As a general rule, it’s bad form to refer to somebody who acts outrageously as mentally ill, as that tends to stigmatize mental illness and mental health advocates have enough problems in that department. This is especially true of America’s psychiatric and psychoanalytic personnel, who are trained not to diagnose somebody without that person being a patient. So it should tell you just how poorly Donald Trump is acting that a professional association of psychoanalysts has basically decided it’s OK for their members to admit they’re not sure if there’s something genuinely “off” with our current president.
The issue is one of ethics. A trained therapist can’t look at your public actions and decide you’re mentally ill. After all, our public face and actions can be radically different from our private ones, so our public dealings present a very incomplete picture of our psyche. It doesn’t help that back in the 1960s, therapists were dragged into the 1964 election with disastrous results for the profession, hence why the ethics around this are called the “Goldwater Rule.”

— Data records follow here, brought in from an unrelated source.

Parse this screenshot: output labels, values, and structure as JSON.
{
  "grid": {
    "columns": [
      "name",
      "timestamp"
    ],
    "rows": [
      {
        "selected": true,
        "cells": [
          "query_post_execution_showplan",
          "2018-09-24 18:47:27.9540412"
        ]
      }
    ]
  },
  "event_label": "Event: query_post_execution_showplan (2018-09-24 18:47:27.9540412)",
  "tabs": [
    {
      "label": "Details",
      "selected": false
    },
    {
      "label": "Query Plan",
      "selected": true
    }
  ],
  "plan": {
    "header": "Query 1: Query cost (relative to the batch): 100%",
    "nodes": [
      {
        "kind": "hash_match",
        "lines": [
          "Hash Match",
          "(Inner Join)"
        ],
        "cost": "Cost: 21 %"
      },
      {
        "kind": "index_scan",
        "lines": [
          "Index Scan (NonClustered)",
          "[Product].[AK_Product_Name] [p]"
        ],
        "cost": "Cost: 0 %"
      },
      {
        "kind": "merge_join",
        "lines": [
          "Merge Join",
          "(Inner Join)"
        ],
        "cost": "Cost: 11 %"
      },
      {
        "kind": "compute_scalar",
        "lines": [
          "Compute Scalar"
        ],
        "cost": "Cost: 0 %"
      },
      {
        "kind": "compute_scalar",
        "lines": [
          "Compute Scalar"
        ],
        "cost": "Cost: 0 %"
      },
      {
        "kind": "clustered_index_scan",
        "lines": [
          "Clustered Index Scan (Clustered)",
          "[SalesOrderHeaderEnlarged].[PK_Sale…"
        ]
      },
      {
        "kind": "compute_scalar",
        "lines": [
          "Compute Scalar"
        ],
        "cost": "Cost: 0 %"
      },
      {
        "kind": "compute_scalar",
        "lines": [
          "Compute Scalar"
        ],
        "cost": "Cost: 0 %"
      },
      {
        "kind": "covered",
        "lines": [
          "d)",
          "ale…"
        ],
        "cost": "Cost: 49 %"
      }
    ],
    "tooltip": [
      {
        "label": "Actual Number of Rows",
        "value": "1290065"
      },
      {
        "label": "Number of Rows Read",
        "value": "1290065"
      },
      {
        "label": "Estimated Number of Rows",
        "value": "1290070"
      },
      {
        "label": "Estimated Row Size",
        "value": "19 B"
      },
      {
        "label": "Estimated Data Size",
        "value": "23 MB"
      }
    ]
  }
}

To be clear, we’re not talking about the American Psychiatric Association or The American Psychological association here, although enough people have made the assumption that it warranted a clarification. We’re talking about The American Psychoanalytic Association, or APsaA, which has approximately 3,000 members — compare that to the American Psychiatric Association’s 36,000 and the American Psychological Association’s 117,000 members. And while psychoanalysis is still popular, it’s not exactly the cutting edge of psychiatric science, having largely been replaced by cognitive and behavioral therapy. One more thing: despite headlines to the contrary, the association’s members aren’t just going to be running wild with this, either.
Here’s how one member explained it to The Atlantic:
“I personally am comfortable looking at observable behavior and saying, ‘That was an impulsive act.’ That doesn’t trouble me morally. I think it’s kind of silly to not be able to say. I know that I can confidently say, and I did, that the tweet about Mika Brzezinski showed a lack of discipline and self-control.”
So, essentially, a small professional body has decided it’s OK for its members to use slightly chiding language in its professional capacity, but not diagnose the President of the United States without sitting him down and getting into his personal issues. Just who qualifies as controversial, though, thankfully remains something we can all diagnose.